Bacteria found in gum disease responsible for arthritis flare-ups

Gum disease begins in the mouth but spreads to the joints. Rheumatoid arthritis is just one of several diseases linked to poor oral health.

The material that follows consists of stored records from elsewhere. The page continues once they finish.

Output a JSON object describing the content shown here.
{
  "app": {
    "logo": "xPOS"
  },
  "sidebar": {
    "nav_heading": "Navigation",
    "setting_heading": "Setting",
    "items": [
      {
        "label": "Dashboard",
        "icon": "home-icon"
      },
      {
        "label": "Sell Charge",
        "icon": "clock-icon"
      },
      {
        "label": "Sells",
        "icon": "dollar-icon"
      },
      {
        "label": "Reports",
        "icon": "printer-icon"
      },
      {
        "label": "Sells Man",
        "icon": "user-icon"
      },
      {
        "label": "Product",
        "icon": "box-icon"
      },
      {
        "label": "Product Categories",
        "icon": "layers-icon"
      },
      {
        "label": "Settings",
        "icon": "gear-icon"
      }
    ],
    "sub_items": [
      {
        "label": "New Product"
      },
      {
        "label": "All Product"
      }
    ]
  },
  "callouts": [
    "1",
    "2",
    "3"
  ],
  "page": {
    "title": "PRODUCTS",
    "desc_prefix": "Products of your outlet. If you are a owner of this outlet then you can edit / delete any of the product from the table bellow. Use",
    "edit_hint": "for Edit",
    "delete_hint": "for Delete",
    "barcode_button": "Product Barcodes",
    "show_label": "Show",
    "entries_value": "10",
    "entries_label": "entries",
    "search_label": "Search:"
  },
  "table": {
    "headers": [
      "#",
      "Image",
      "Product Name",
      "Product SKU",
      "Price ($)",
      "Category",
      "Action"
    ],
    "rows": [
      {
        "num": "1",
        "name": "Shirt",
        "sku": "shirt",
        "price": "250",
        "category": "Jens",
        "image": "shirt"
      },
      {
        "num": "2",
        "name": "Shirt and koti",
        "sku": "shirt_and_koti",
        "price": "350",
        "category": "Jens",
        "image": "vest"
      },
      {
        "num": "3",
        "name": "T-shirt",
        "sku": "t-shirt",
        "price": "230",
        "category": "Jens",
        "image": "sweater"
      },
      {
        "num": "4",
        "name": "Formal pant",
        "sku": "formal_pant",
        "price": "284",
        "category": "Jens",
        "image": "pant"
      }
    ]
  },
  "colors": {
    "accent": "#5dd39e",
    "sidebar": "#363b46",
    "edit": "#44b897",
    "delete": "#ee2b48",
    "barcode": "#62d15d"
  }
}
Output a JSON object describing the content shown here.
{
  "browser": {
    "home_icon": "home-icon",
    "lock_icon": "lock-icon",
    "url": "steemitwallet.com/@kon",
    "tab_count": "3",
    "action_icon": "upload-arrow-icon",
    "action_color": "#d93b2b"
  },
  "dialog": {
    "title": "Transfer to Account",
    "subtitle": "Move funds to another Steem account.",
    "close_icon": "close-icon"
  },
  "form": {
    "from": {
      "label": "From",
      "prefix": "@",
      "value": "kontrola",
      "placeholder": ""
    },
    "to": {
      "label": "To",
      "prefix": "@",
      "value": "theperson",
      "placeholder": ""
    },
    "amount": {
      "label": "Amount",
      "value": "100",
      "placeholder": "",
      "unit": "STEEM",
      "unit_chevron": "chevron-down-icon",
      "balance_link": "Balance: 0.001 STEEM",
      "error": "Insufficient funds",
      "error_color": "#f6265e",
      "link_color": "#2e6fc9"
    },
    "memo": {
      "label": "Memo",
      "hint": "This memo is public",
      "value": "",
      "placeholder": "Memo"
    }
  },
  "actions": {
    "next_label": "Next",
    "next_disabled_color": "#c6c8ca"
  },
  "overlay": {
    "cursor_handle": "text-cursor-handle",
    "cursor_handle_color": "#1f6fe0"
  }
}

Periodontal disease, which affects up to 47% of US adults, is suspected to be linked to various adverse health outcomes, including rheumatoid arthritis. Scientists at Stanford University have found a possible mechanism: oral bacteria invade the bloodstream and trigger the production of antibodies that target both the microbial invaders and healthy proteins found in human joints. Rheumatoid arthritis is an autoimmune disorder that manifests as an overactive inflammatory response caused by malfunctioning antibodies that bind to important joint proteins. One of the most common targets of arthritis-causing antibodies is citrullinated proteins. Around 60% to 70% of rheumatoid arthritis patients express anti-citrullinated protein antibodies (ACPAs). The researchers at Stanford found that flare-ups in arthritis patients with gum disease were associated with increased antibody activity, which they believe is stimulated by the invasion of oral bacteria. The researchers also found that antibodies from arthritis patients bound to oral bacteria with citrullinated proteins, suggesting that invasion by oral bacteria stimulates immune cells to release ACPAs that bind to both the bacteria and human joint proteins, which triggers a rheumatoid arthritis flare-up. Preventing or limiting the production of ACPAs could help treat rheumatoid arthritis and other diseases in which ACPAs play a role, such as psoriatic arthritis and pulmonary tuberculosis.

As periodontal disease (gum disease) has been found to be linked to the development of rheumatoid arthritis, a periodontist could potentially help by treating and preventing gum disease. By providing preventative care and treatment for gum disease, a periodontist can help to reduce the number of oral bacteria that can enter the bloodstream and potentially contribute to chronic inflammation in the joints.

Periodontists are specialists in the diagnosis, treatment, and prevention of gum disease. They can provide deep cleaning procedures, such as scaling and root planing, to remove the buildup of plaque and tartar below the gumline that can lead to gum disease. In addition, they can perform more advanced procedures, such as gum grafting or dental implant placement, to restore lost or damaged gum tissue.

By promoting good oral health and preventing gum disease, a periodontist can help to reduce the likelihood of systemic inflammation and potentially the development or progression of rheumatoid arthritis. However, it is important to note that more research is needed to fully understand the relationship between gum disease and rheumatoid arthritis and to determine the most effective treatments for these conditions.